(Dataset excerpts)
————

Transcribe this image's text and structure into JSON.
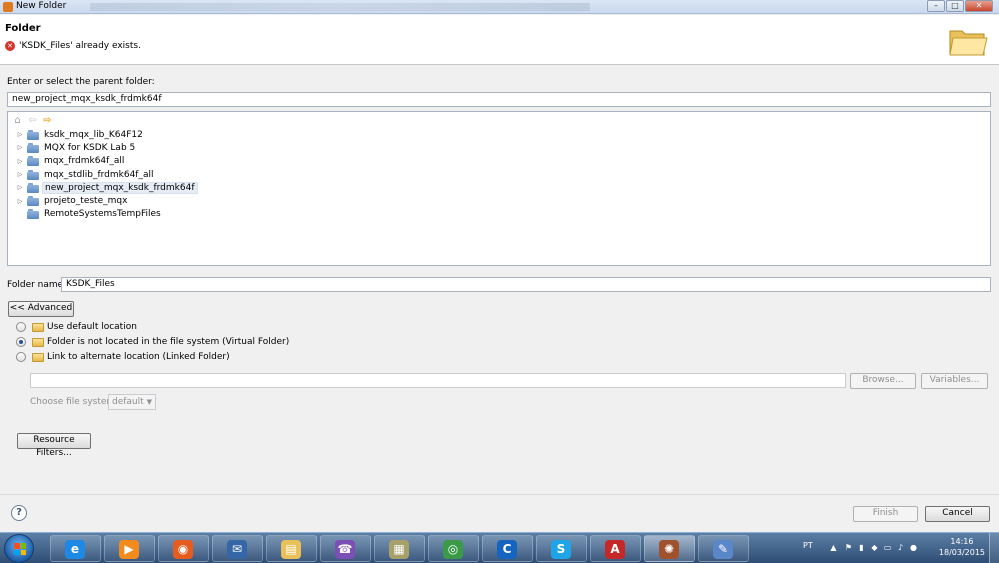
{
  "window": {
    "title": "New Folder",
    "controls": {
      "minimize": "–",
      "maximize": "□",
      "close": "✕"
    }
  },
  "header": {
    "heading": "Folder",
    "error_message": "'KSDK_Files' already exists.",
    "error_icon_glyph": "✕"
  },
  "parent": {
    "label": "Enter or select the parent folder:",
    "value": "new_project_mqx_ksdk_frdmk64f"
  },
  "tree": {
    "toolbar": {
      "home": "⌂",
      "back": "⇦",
      "forward": "⇨"
    },
    "items": [
      {
        "label": "ksdk_mqx_lib_K64F12",
        "expandable": true
      },
      {
        "label": "MQX for KSDK Lab 5",
        "expandable": true
      },
      {
        "label": "mqx_frdmk64f_all",
        "expandable": true
      },
      {
        "label": "mqx_stdlib_frdmk64f_all",
        "expandable": true
      },
      {
        "label": "new_project_mqx_ksdk_frdmk64f",
        "expandable": true,
        "selected": true
      },
      {
        "label": "projeto_teste_mqx",
        "expandable": true
      },
      {
        "label": "RemoteSystemsTempFiles",
        "expandable": false
      }
    ],
    "expander_glyph": "▷"
  },
  "folder_name": {
    "label": "Folder name:",
    "value": "KSDK_Files"
  },
  "advanced_button": "<< Advanced",
  "location_options": [
    {
      "label": "Use default location",
      "checked": false
    },
    {
      "label": "Folder is not located in the file system (Virtual Folder)",
      "checked": true
    },
    {
      "label": "Link to alternate location (Linked Folder)",
      "checked": false
    }
  ],
  "linked": {
    "path_value": "",
    "browse_label": "Browse...",
    "variables_label": "Variables...",
    "file_system_label": "Choose file system:",
    "file_system_value": "default",
    "select_arrow": "▼"
  },
  "resource_filters_label": "Resource Filters...",
  "footer": {
    "help_glyph": "?",
    "finish_label": "Finish",
    "cancel_label": "Cancel"
  },
  "taskbar": {
    "items": [
      {
        "name": "internet-explorer-icon",
        "glyph": "e",
        "color": "#1e88e5"
      },
      {
        "name": "media-player-icon",
        "glyph": "▶",
        "color": "#f28b1b"
      },
      {
        "name": "firefox-icon",
        "glyph": "◉",
        "color": "#e65c1f"
      },
      {
        "name": "thunderbird-icon",
        "glyph": "✉",
        "color": "#3567a8"
      },
      {
        "name": "file-explorer-icon",
        "glyph": "▤",
        "color": "#e8c15a"
      },
      {
        "name": "viber-icon",
        "glyph": "☎",
        "color": "#7b4fb5"
      },
      {
        "name": "archive-icon",
        "glyph": "▦",
        "color": "#a7a06a"
      },
      {
        "name": "chrome-icon",
        "glyph": "◎",
        "color": "#3a9a48"
      },
      {
        "name": "ccleaner-icon",
        "glyph": "C",
        "color": "#1565c0"
      },
      {
        "name": "skype-icon",
        "glyph": "S",
        "color": "#1fa4e8"
      },
      {
        "name": "acrobat-icon",
        "glyph": "A",
        "color": "#c62828"
      },
      {
        "name": "kinetis-icon",
        "glyph": "✺",
        "color": "#a0522d"
      },
      {
        "name": "paint-icon",
        "glyph": "✎",
        "color": "#5a87c8"
      }
    ],
    "active_index": 11,
    "language": "PT",
    "tray_up": "▲",
    "time": "14:16",
    "date": "18/03/2015"
  }
}
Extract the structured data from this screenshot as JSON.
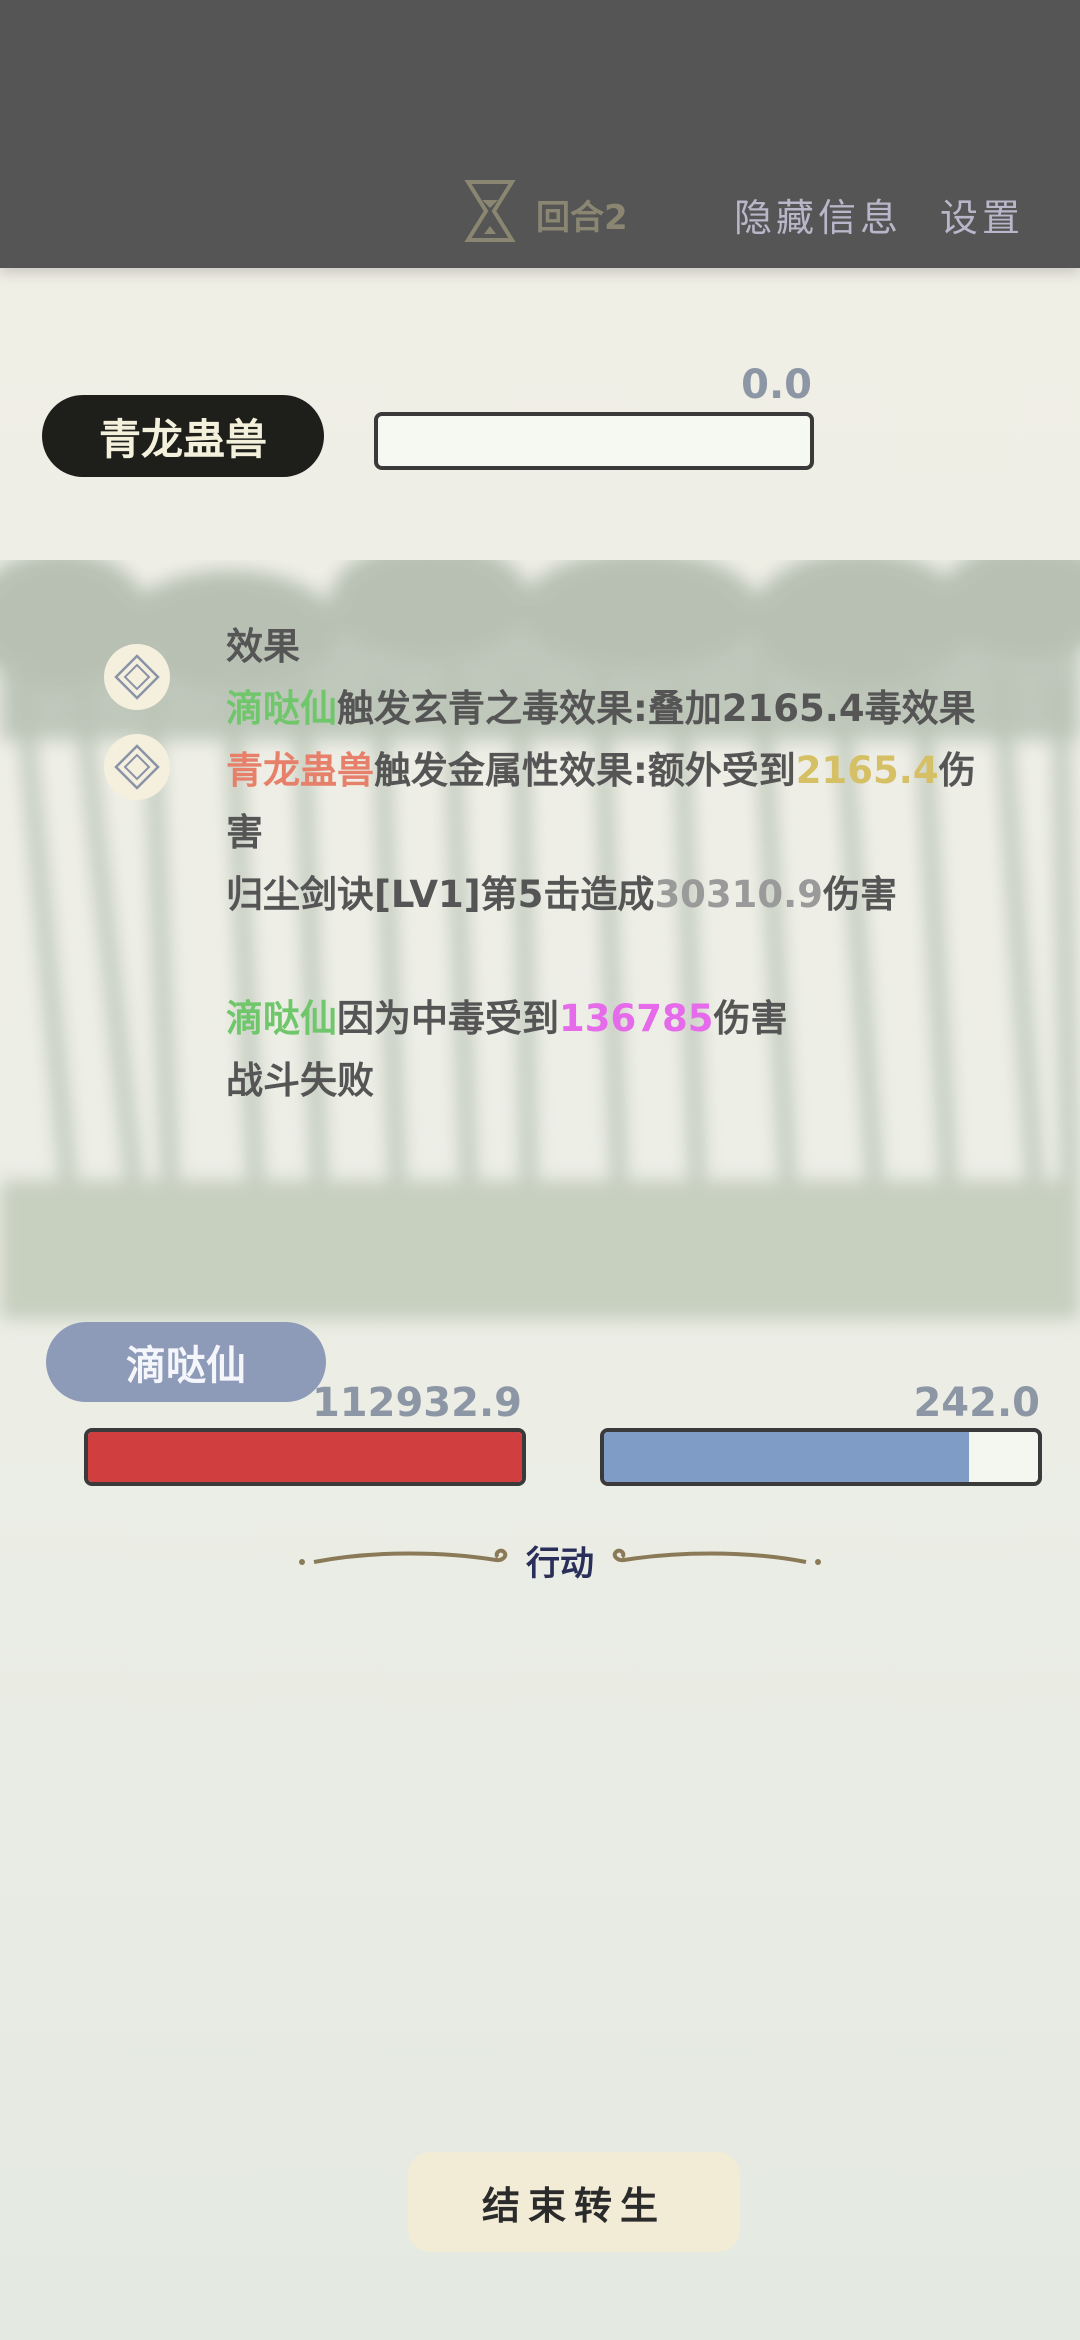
{
  "topbar": {
    "round_label": "回合2",
    "hide_info_label": "隐藏信息",
    "settings_label": "设置"
  },
  "enemy": {
    "name": "青龙蛊兽",
    "value": "0.0",
    "bar_fill": 0.0
  },
  "log": {
    "header": "效果",
    "lines": [
      {
        "segments": [
          {
            "text": "滴哒仙",
            "color": "green"
          },
          {
            "text": "触发玄青之毒效果:叠加2165.4毒效果",
            "color": "default"
          }
        ]
      },
      {
        "segments": [
          {
            "text": "青龙蛊兽",
            "color": "red"
          },
          {
            "text": "触发金属性效果:额外受到",
            "color": "default"
          },
          {
            "text": "2165.4",
            "color": "gold"
          },
          {
            "text": "伤害",
            "color": "default"
          }
        ]
      },
      {
        "segments": [
          {
            "text": "归尘剑诀[LV1]第5击造成",
            "color": "default"
          },
          {
            "text": "30310.9",
            "color": "gray"
          },
          {
            "text": "伤害",
            "color": "default"
          }
        ]
      },
      {
        "segments": [
          {
            "text": "滴哒仙",
            "color": "green"
          },
          {
            "text": "因为中毒受到",
            "color": "default"
          },
          {
            "text": "136785",
            "color": "pink"
          },
          {
            "text": "伤害",
            "color": "default"
          }
        ]
      },
      {
        "segments": [
          {
            "text": "战斗失败",
            "color": "default"
          }
        ]
      }
    ]
  },
  "player": {
    "name": "滴哒仙",
    "hp_value": "112932.9",
    "hp_fill": 1.0,
    "mp_value": "242.0",
    "mp_fill": 0.84
  },
  "divider_label": "行动",
  "end_button_label": "结束转生",
  "icons": {
    "round_icon": "hourglass-icon",
    "skill_icon": "diamond-skill-icon"
  },
  "colors": {
    "topbar": "#555555",
    "hp": "#d13e3f",
    "mp": "#7f9cc6",
    "log_green": "#6fc66b",
    "log_red": "#e6806a",
    "log_gold": "#d6c065",
    "log_pink": "#e66bea"
  }
}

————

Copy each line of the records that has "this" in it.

Transcribe this image's text and structure into JSON.
Extract the structured data from this screenshot as JSON.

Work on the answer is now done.